Laird: Is Bill Belichick actually worth $20 million a year?


“Eighty thousand dollars a year! In these times! Why that’s more than [Herbert] Hoover gets for being president of the United States.”

Some 90 years ago, that was the famous declaration a reporter made to Babe Ruth regarding his holdout-asking price amidst the Great Depression.

“What the hell has Hoover got to do with this?” the Babe supposedly demanded in retort. “Anyway, I had a better year than he did.”

Bill Belichick may not decide games on the field as The Babe did, but I couldn’t help think of that famous tale from a Ruth biography this week when Pro Football Talk’s Mike Florio tweeted, “Belichick is believed to be [making] north of $20M [per season].”

Twenty million dollars a year! In these times!?

Is Belichick worth it? And more to the point, is Belichick worth it after a 7-9 year that was better than very few of his peers, be they coaches or general managers?

Now, I can hear you yelling already, before a hot take is even made, “It’s Bob Kraft’s money and coaching salaries don’t affect the salary cap! Kraft is a billionaire! It’s one down year, of course he’s worth it!”

Sure, that was my first instinct as well. And yes, NFL coaching matters. Sub-par coaching can derail even elite quarterback talent (see, Rodgers, Aaron and Roethlisberger, Ben).

But the more I think about it, Belichick’s $20-million-per-year take is a shocker - even for the coaching GOAT - because it just MIGHT be impacting the roster construction and it smacks of hypocrisy in the face of the Patriots’ own financial philosophies.

First off, are we sure the Krafts don’t budget a certain amount of in-house spending per year that INCLUDES coaching salaries? They are in the business of making money, of course. Every ‘Dolla-Dolla-Bill’ spent could mean one less for a free agent player (or to one of Belichick’s prized coaching assistants).

As the Boston Globe’s Ben Volin pointed out in November, the Krafts haven’t exactly been big cash spenders recently by league standards. “They have spent below the league average in seven of the last 10 years, per NFL Players Association records, including in Super Bowl years of 2014, 2016, 2017 and 2018,” Volin wrote. “This year the Patriots are 31st in cash spending, ahead of only the Jaguars. They are spending $158.6 million on the roster, while the league average is $205.9 million.”

Do Robert and Jonathan Kraft look at the $20 million they spend on Belichick, and demand he make up for it by spending less on players or assistants? It’s all speculation and we’ll likely never know the truth, but the recent data we do have shows that the Krafts have been frugal.

One thing we know for sure is the way the Pats operate philosophically with player contracts, where many talented guys have taken less over the years for the team’s greater roster-building good. Brady was certainly the gold standard in that category for 20 years, until he wasn’t and sought top-dollar elsewhere.

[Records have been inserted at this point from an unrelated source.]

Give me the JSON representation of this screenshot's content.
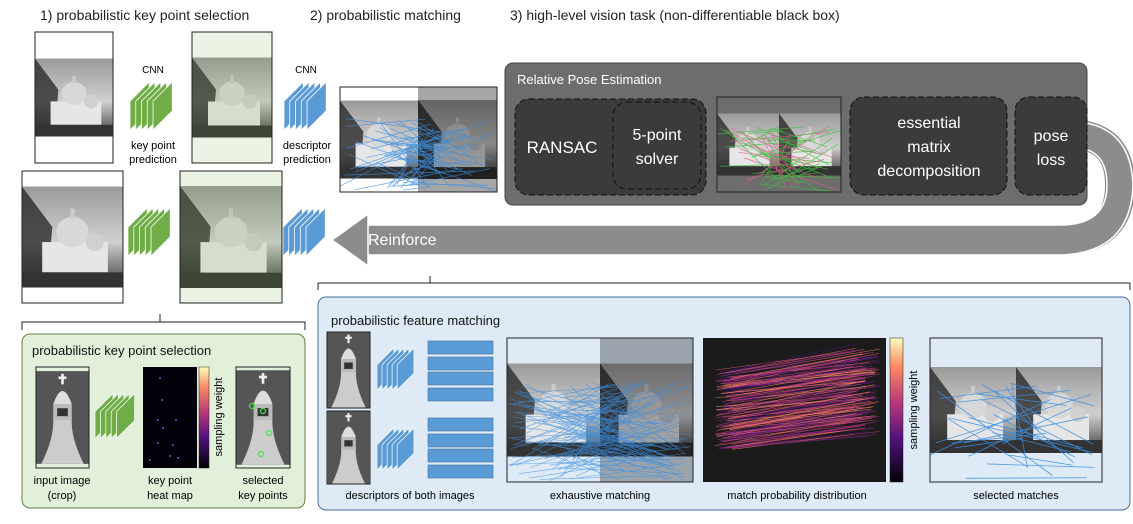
{
  "headings": {
    "step1": "1) probabilistic key point selection",
    "step2": "2) probabilistic matching",
    "step3": "3) high-level vision task (non-differentiable black box)"
  },
  "cnn": {
    "label": "CNN",
    "keypoint_caption": [
      "key point",
      "prediction"
    ],
    "descriptor_caption": [
      "descriptor",
      "prediction"
    ],
    "keypoint_color": "#70ad47",
    "descriptor_color": "#5b9bd5"
  },
  "pose_box": {
    "title": "Relative Pose Estimation",
    "ransac": "RANSAC",
    "solver": [
      "5-point",
      "solver"
    ],
    "decomposition": [
      "essential",
      "matrix",
      "decomposition"
    ],
    "loss": [
      "pose",
      "loss"
    ]
  },
  "reinforce": "Reinforce",
  "keypoint_panel": {
    "title": "probabilistic key point selection",
    "colorbar_label": "sampling weight",
    "captions": {
      "input": [
        "input image",
        "(crop)"
      ],
      "heatmap": [
        "key point",
        "heat map"
      ],
      "selected": [
        "selected",
        "key points"
      ]
    }
  },
  "matching_panel": {
    "title": "probabilistic feature matching",
    "colorbar_label": "sampling weight",
    "captions": {
      "descriptors": "descriptors of both images",
      "exhaustive": "exhaustive matching",
      "distribution": "match probability distribution",
      "selected": "selected matches"
    }
  }
}
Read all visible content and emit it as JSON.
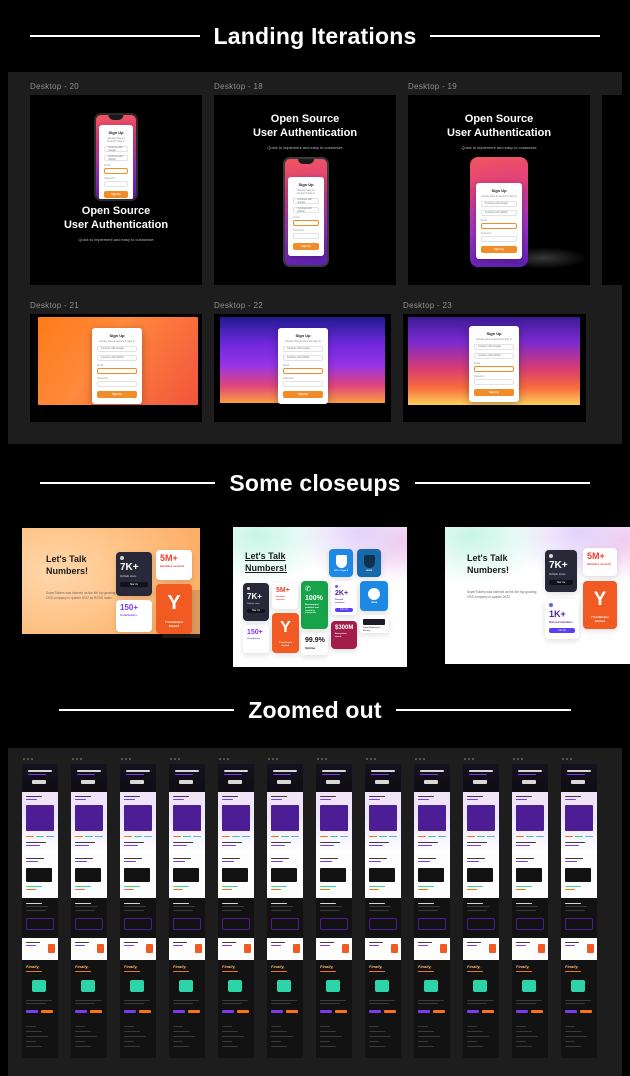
{
  "sections": [
    {
      "id": "landing",
      "title": "Landing Iterations"
    },
    {
      "id": "closeups",
      "title": "Some closeups"
    },
    {
      "id": "zoomed",
      "title": "Zoomed out"
    }
  ],
  "landing": {
    "frames": [
      {
        "label": "Desktop - 20",
        "variant": "hero-below",
        "heading": "Open Source\nUser Authentication",
        "sub": "Quick to implement and easy to customize"
      },
      {
        "label": "Desktop - 18",
        "variant": "hero-above",
        "heading": "Open Source\nUser Authentication",
        "sub": "Quick to implement and easy to customize"
      },
      {
        "label": "Desktop - 19",
        "variant": "hero-above-shadow",
        "heading": "Open Source\nUser Authentication",
        "sub": "Quick to implement and easy to customize"
      },
      {
        "label": "Desktop - 21",
        "variant": "gradient-orange"
      },
      {
        "label": "Desktop - 22",
        "variant": "gradient-purple"
      },
      {
        "label": "Desktop - 23",
        "variant": "gradient-sunset"
      }
    ],
    "signup": {
      "title": "Sign Up",
      "subtitle": "Already have an account? Sign In",
      "oauth_google": "Continue with Google",
      "oauth_github": "Continue with GitHub",
      "email_label": "Email",
      "password_label": "Password",
      "button": "Sign Up"
    }
  },
  "closeups": {
    "cards": [
      {
        "background": "orange",
        "heading": "Let's Talk\nNumbers!",
        "underline": false,
        "body": "SuperTokens was indexed as the 4th top growing OSS company in quarter 2022 by ROSS Index.",
        "stats": [
          {
            "value": "7K+",
            "label": "Github stars",
            "cta": "Star Us",
            "style": "dark"
          },
          {
            "value": "5M+",
            "label": "Identities secured",
            "style": "white-red"
          },
          {
            "value": "150+",
            "label": "Contributors",
            "style": "white-purple"
          },
          {
            "value": "Y",
            "label": "Y Combinator Backed",
            "style": "orange"
          }
        ]
      },
      {
        "background": "light",
        "heading": "Let's Talk\nNumbers!",
        "underline": true,
        "stats": [
          {
            "value": "7K+",
            "label": "Github stars",
            "cta": "Star Us",
            "style": "dark"
          },
          {
            "value": "5M+",
            "label": "Identities secured",
            "style": "white-red"
          },
          {
            "value": "100%",
            "label": "Bootstrapped, profitable and trusted by enterprises",
            "style": "green"
          },
          {
            "value": "2K+",
            "label": "Discord members",
            "cta": "Join Us",
            "style": "white-purple"
          },
          {
            "value": "150+",
            "label": "Contributors",
            "style": "white-purple"
          },
          {
            "value": "Y",
            "label": "Y Combinator Backed",
            "style": "orange"
          },
          {
            "value": "99.9%",
            "label": "Uptime",
            "style": "white-dark"
          },
          {
            "value": "$300M",
            "label": "Ecosystem saved",
            "style": "maroon"
          }
        ],
        "badges": [
          {
            "label": "SOC 2 Type II",
            "sub": "gold check",
            "style": "blue"
          },
          {
            "label": "GDPR",
            "sub": "spec check",
            "style": "blue-dark"
          },
          {
            "label": "HIPAA",
            "sub": "fully included",
            "style": "blue"
          },
          {
            "label": "Today Showing #3 Startup",
            "style": "dark-chip"
          }
        ]
      },
      {
        "background": "light",
        "heading": "Let's Talk\nNumbers!",
        "underline": false,
        "body": "SuperTokens was indexed as the 4th top growing OSS company in quarter 2022.",
        "stats": [
          {
            "value": "7K+",
            "label": "Github stars",
            "cta": "Star Us",
            "style": "dark"
          },
          {
            "value": "5M+",
            "label": "Identities secured",
            "style": "white-red"
          },
          {
            "value": "1K+",
            "label": "Discord members",
            "cta": "Join Us",
            "style": "white-purple"
          },
          {
            "value": "Y",
            "label": "Y Combinator Backed",
            "style": "orange"
          }
        ]
      }
    ]
  },
  "zoomed": {
    "columns": 12,
    "dots_per_column": 3,
    "finally_label": "Finally,"
  },
  "colors": {
    "background": "#000000",
    "panel": "#1d1d1d",
    "frame_label": "#8f8f8f",
    "heading": "#ffffff",
    "accent_orange": "#f15a22",
    "accent_purple": "#7c3aed",
    "accent_green": "#16a34a",
    "accent_blue": "#1e88e5",
    "accent_maroon": "#a31c4a"
  }
}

In the case of lesser talent, well… as my ‘The Greg Hill Show’ colleague Jermaine Wiggins explains it, they operate mostly on a “here’s our offer, take it or leave it” basis.

Cam Newton, for instance, had no other NFL suitors and was forced to sign for $1 million dollars this past offseason at a time where the Pats seemed tight against the salary cap. On one hand, Newton simply had no leverage. But on the other hand Belichick showed his ruthless nature by freeing up ample cap space just as the ink was drying on the Newton deal. It’s business over emotion for Belichick, same as it ever was.

But as the Pats drift further from the Dynasty days, will future free agents be willing to sign for less? And further, now knowing the huge cash the boss is making, will any stars ever buy in to taking less for some socialist ideal built within The Patriot Way?

Brady might not have been the whole system, but 2020 is proof that Belichick does need the right players to win. And if the head man isn’t taking less, nor spending to the salary cap limit when he dons his GM cap, why would star players take less to play in Foxboro going forward?

I get it, all bosses make the big dough, because they take on the most pressure. But that leads to the essential conclusion: yes, Belichick is worth $20 million. But… going forward, Belichick needs to deliver more for that money. The glory days are over. The teardown and rebuild is underway. Change has come to New England, and Belichick must change with it to justify that enormous fee.

It’s time to grind, not take Barbados summer vacations. It’s time for love and affection for assistants. It’s time for a better attitude when dealing with the media (public relations now matter more, especially with sports fighting for dollars in a down economy). It’s probably time to stop nickel and diming every employee just because you can. Free agents will need to be wined and dined a little, not just shown pictures of 6 Lombardi’s past.

And yes, it’s time to win. Otherwise, having a $20 million dollar head coach might no longer make ‘cents’ for the Krafts, who now have a long term franchise future to think about. It’ll be the owners who decide to “do what’s best for the franchise.”

By the mid 1930’s, Ruth took a pay cut, proof that even the greatest among us have a shelf life and declining values. Belichick has climbed atop the coaching mountain, but if he cares about keeping the Pats franchise climbing he might soon have to begin his own personal descent.